Rhinoceros are an herbivore species of prehistoric origin and one of the largest remaining mega-fauna on earth. All species of rhinoceros are protected under U.S. and international law. All black rhinoceros species are endangered. Rhino horns are composed of keratin, the same type of protein that makes up hair and fingernails. Rhinoceros horn is a highly valued and sought-after commodity despite the fact that international trade has been largely banned since 1976. The demand for rhinoceros horn, which is used by some cultures for ornamental carvings, good luck charms or alleged medicinal purposes, has resulted in a thriving black market – a market that has escalated in recent years in both volume and per-unit profit.
If convicted, maximum penalties under these charges are up to five years in prison and a $250,000 fine for conspiracy; five years in prison and a $250,000 fine for Lacey Act violations; and up to one year in prison and a $100,000 fine for violations of the Endangered Species Act.
Operation Crash (a “crash” is the term for a herd of rhinoceros) is a continuing investigation by the Department of Justice and the Department of the Interior FWS, with assistance from other federal and local law enforcement agencies including ICE and the Internal Revenue Service.

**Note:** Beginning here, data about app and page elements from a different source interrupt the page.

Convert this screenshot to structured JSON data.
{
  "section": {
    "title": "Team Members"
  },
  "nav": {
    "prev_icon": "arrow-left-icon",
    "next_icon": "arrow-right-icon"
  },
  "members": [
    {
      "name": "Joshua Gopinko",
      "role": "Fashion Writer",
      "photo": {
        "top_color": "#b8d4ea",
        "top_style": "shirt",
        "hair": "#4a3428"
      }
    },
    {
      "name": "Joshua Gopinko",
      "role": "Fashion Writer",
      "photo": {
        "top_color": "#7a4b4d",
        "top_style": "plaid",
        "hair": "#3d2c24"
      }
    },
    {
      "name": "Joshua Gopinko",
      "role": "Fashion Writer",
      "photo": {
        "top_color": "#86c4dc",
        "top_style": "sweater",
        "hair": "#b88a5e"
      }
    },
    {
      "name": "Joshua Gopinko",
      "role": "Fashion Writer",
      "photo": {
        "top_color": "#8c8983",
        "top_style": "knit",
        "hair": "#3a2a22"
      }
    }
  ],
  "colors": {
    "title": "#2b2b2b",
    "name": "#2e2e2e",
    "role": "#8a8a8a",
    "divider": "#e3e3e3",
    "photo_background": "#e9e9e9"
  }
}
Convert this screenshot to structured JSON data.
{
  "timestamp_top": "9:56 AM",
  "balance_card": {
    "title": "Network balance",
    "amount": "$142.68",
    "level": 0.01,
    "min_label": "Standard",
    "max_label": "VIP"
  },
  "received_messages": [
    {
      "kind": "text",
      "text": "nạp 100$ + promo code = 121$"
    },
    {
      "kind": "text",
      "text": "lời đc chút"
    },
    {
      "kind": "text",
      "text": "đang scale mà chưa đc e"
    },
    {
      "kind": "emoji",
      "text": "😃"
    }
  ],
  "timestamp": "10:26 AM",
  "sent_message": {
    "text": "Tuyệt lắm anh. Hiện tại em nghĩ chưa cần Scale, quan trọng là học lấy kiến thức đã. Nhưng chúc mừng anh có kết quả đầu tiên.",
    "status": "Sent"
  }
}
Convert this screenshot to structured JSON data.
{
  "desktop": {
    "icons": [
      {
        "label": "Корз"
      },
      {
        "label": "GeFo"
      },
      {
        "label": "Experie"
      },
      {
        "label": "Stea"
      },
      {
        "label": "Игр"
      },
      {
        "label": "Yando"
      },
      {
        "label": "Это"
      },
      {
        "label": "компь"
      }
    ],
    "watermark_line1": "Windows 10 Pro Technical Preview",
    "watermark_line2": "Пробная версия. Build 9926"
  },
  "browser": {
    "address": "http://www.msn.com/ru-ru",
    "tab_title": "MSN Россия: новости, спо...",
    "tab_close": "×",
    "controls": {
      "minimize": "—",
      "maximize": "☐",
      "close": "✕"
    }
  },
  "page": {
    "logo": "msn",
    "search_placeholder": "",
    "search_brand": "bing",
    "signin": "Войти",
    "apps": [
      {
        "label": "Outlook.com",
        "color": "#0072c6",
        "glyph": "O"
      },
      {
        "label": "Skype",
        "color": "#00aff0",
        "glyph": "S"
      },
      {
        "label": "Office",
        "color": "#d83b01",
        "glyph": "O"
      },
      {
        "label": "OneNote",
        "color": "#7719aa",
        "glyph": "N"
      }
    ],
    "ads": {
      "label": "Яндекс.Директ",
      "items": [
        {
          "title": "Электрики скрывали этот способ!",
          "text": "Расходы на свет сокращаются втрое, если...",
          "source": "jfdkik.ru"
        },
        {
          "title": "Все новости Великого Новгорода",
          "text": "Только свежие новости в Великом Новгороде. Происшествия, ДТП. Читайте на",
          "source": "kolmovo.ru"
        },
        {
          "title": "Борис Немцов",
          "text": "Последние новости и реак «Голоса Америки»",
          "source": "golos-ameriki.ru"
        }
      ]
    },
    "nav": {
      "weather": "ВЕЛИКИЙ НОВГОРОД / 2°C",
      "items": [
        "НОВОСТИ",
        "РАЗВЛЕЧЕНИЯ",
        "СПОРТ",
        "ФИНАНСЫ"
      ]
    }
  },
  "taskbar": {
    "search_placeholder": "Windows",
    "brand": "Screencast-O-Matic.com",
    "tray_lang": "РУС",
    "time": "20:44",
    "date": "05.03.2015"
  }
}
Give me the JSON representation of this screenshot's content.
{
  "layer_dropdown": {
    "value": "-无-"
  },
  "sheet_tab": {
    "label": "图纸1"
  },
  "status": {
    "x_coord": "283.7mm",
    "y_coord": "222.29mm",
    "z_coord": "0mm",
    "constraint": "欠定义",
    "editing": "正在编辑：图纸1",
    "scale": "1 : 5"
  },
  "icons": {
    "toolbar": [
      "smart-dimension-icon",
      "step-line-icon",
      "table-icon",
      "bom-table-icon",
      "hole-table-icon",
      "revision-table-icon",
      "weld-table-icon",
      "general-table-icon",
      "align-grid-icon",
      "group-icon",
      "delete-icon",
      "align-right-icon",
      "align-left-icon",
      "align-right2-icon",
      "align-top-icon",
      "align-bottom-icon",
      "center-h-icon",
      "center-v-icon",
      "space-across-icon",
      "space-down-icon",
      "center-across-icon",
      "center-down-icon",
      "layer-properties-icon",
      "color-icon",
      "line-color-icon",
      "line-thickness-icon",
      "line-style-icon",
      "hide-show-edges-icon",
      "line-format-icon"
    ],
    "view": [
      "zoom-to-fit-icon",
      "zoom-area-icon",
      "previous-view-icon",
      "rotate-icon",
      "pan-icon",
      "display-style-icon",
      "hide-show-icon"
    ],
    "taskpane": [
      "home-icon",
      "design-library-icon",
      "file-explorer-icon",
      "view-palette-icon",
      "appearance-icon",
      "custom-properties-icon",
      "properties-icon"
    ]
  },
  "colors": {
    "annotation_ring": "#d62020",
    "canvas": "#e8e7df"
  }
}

The investigation is being led by the Special Investigations Unit of the FWS Office of Law Enforcement and involves a task force of agents focused on rhino trafficking.
A criminal complaint is a charge based on probable cause allegations. A defendant is presumed innocent unless and until convicted.
The criminal prosecution is being handled by the U.S. Attorney’s Office for the Central District of California, the U.S. Attorney’s Office for the District of New Jersey, the U.S. Attorney’s Office for the Southern District of New York and the Environmental Crimes Section of the U.S. Department of Justice’s Environment and Natural Resources Division, with assistance from the U.S. Attorney’s Office for the Western District of Missouri.